Aaron Smith is a senior researcher for the Pew Research Center's Internet Project. His primary areas of research include the role of the internet in the political process, technology in civic life and online engagement with government. Read full bio
Record shares of Americans now own smartphones, have home broadband
Here are four key trends illustrating the current technology landscape in America.
Most Americans don’t pay extra to support worker-friendly businesses
Around half of Americans say the question of working conditions is indeed important to them, though fewer are actually willing to pay more to support businesses that are seen as worker-friendly.
Why join the gig economy? For many, the answer is ‘for fun’
Nearly a quarter of Americans say they’ve earned money in the digital “platform economy” in the past year, according to a new Pew Research Center survey. Perhaps surprisingly, though, the most commonly cited motivation for these workers is not the pay.
Sharing and on-demand services attract a small but active group of ‘super users’
The sharing and on-demand economy has grown in the U.S., and some Americans are “super users”: 7% have used six or more shared and on-demand online services.
Q&A: The impact and evolution of the sharing economy
We interviewed Arun Sundararajan, a professor of information, operations and management sciences at New York University, and a leading expert on the sharing economy. Sundararajan is the author of the recently released book “The Sharing Economy: The End of Employment and the Rise of Crowd-Based Capitalism.”
How Americans define the sharing economy
In our survey, we asked respondents who had heard of the sharing economy to tell us – in their own words – how they would describe the term.
5 facts about online dating
11% of American adults have used an online dating site or a mobile dating app.
Lack of broadband can be a key obstacle, especially for job seekers
Americans view trouble in finding work or advancing one’s career as the most significant impediment facing those without broadband.

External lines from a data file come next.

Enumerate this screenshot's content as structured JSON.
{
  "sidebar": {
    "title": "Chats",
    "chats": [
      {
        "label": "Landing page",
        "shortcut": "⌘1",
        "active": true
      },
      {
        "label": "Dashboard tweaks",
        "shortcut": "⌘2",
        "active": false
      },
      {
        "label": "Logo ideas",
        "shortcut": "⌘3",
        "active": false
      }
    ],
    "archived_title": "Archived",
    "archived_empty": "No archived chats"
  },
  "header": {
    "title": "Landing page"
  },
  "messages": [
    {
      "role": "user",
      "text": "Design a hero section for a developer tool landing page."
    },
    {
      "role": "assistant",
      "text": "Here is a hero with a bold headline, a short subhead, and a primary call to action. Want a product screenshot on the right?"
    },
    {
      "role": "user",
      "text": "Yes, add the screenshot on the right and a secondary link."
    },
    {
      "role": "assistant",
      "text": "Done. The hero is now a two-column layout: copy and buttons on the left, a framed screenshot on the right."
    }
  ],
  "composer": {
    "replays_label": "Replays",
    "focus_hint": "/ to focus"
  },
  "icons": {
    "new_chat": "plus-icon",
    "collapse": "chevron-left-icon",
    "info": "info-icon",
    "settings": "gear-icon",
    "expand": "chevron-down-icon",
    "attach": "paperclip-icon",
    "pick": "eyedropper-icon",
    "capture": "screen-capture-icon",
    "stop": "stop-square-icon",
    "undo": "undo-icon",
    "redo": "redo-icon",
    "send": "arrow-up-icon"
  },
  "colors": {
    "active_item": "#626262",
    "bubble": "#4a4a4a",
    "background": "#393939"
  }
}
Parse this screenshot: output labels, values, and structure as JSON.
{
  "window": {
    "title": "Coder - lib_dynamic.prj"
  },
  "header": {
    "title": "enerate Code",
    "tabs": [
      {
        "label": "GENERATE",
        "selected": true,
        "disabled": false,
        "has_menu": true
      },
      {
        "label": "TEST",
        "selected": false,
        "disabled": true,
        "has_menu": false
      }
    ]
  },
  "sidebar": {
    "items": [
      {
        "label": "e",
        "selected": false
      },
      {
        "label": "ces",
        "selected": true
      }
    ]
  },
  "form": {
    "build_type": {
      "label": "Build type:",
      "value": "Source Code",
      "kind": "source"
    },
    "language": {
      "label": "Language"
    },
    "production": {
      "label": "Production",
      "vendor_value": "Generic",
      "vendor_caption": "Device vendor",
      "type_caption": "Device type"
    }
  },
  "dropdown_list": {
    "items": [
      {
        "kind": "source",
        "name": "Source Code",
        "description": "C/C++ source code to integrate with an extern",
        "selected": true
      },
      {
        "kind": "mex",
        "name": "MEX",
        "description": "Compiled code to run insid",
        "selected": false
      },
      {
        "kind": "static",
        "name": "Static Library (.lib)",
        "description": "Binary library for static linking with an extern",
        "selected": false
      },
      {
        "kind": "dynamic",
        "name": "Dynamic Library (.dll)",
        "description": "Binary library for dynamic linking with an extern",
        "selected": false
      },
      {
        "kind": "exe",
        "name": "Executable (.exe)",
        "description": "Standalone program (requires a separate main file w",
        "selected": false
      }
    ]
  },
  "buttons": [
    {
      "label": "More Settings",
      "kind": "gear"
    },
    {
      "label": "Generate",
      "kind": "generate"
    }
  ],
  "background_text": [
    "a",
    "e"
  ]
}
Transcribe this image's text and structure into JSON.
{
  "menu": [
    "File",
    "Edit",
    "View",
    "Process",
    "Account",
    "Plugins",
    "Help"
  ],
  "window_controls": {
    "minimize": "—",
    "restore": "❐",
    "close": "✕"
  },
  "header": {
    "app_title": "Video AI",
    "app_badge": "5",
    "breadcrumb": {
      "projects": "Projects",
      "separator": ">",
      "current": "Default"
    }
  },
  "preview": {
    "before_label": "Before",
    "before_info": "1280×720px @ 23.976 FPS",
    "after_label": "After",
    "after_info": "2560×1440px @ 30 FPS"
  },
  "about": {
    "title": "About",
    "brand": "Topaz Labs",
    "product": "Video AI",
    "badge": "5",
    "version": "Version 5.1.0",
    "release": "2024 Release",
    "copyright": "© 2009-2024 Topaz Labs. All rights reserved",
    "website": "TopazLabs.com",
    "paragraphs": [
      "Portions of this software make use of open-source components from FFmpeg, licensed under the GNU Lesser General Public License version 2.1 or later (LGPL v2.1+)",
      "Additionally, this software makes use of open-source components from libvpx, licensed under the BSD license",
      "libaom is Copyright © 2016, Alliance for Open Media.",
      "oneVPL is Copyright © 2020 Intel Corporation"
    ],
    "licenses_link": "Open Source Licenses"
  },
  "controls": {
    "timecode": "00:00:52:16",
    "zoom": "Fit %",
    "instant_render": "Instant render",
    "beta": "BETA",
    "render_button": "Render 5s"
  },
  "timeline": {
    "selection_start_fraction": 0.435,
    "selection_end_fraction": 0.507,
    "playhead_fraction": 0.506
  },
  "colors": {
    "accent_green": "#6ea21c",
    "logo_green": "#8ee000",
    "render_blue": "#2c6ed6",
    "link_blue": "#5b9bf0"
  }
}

The smartphone: An essential travel guide
Americans are turning to their mobile devices to help them get from one place to another; navigation while driving is especially popular.